[Items from an interface collection]
=-=-=-=-=
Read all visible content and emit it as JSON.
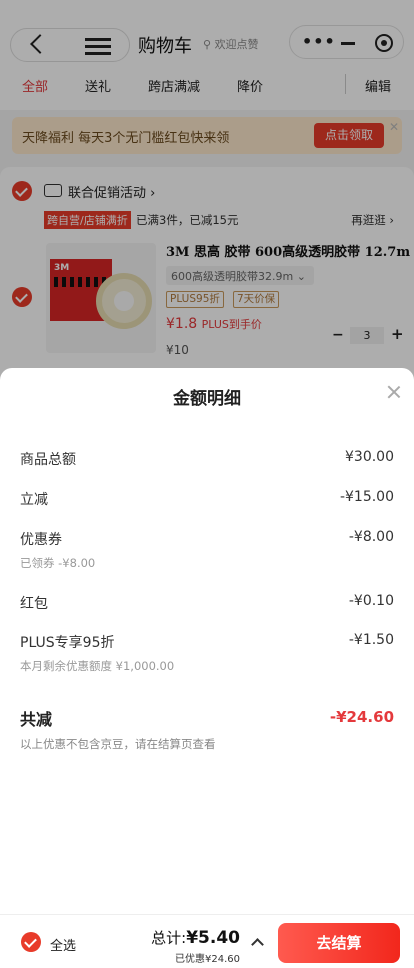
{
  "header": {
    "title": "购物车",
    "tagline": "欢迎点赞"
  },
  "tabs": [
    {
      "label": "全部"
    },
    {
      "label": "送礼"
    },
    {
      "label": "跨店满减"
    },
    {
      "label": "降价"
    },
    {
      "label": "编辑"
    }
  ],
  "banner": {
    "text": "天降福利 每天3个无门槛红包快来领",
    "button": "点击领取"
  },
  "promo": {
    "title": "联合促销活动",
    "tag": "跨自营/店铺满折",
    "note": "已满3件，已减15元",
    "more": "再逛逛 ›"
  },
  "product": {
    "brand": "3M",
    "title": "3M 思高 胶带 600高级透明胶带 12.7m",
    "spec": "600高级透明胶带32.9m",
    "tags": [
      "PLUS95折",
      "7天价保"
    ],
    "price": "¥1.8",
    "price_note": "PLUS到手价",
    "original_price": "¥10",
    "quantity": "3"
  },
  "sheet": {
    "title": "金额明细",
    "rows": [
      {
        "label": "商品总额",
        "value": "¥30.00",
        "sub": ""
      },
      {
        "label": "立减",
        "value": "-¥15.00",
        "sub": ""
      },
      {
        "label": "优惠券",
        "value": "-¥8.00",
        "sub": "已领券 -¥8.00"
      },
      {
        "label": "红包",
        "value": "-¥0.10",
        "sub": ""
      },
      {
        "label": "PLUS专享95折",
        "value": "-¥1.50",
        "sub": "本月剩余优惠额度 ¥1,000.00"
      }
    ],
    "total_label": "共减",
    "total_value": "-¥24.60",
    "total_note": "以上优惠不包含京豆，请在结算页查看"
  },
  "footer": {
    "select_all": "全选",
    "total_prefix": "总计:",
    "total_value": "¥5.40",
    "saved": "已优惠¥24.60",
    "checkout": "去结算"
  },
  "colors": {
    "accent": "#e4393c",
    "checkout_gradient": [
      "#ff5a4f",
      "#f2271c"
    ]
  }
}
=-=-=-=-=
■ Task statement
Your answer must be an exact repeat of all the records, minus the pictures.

■ Expected answer
Read all visible content and emit it as JSON.
{
  "header": {
    "title": "购物车",
    "tagline": "欢迎点赞"
  },
  "tabs": [
    {
      "label": "全部"
    },
    {
      "label": "送礼"
    },
    {
      "label": "跨店满减"
    },
    {
      "label": "降价"
    },
    {
      "label": "编辑"
    }
  ],
  "banner": {
    "text": "天降福利 每天3个无门槛红包快来领",
    "button": "点击领取"
  },
  "promo": {
    "title": "联合促销活动",
    "tag": "跨自营/店铺满折",
    "note": "已满3件，已减15元",
    "more": "再逛逛 ›"
  },
  "product": {
    "brand": "3M",
    "title": "3M 思高 胶带 600高级透明胶带 12.7m",
    "spec": "600高级透明胶带32.9m",
    "tags": [
      "PLUS95折",
      "7天价保"
    ],
    "price": "¥1.8",
    "price_note": "PLUS到手价",
    "original_price": "¥10",
    "quantity": "3"
  },
  "sheet": {
    "title": "金额明细",
    "rows": [
      {
        "label": "商品总额",
        "value": "¥30.00",
        "sub": ""
      },
      {
        "label": "立减",
        "value": "-¥15.00",
        "sub": ""
      },
      {
        "label": "优惠券",
        "value": "-¥8.00",
        "sub": "已领券 -¥8.00"
      },
      {
        "label": "红包",
        "value": "-¥0.10",
        "sub": ""
      },
      {
        "label": "PLUS专享95折",
        "value": "-¥1.50",
        "sub": "本月剩余优惠额度 ¥1,000.00"
      }
    ],
    "total_label": "共减",
    "total_value": "-¥24.60",
    "total_note": "以上优惠不包含京豆，请在结算页查看"
  },
  "footer": {
    "select_all": "全选",
    "total_prefix": "总计:",
    "total_value": "¥5.40",
    "saved": "已优惠¥24.60",
    "checkout": "去结算"
  },
  "colors": {
    "accent": "#e4393c",
    "checkout_gradient": [
      "#ff5a4f",
      "#f2271c"
    ]
  }
}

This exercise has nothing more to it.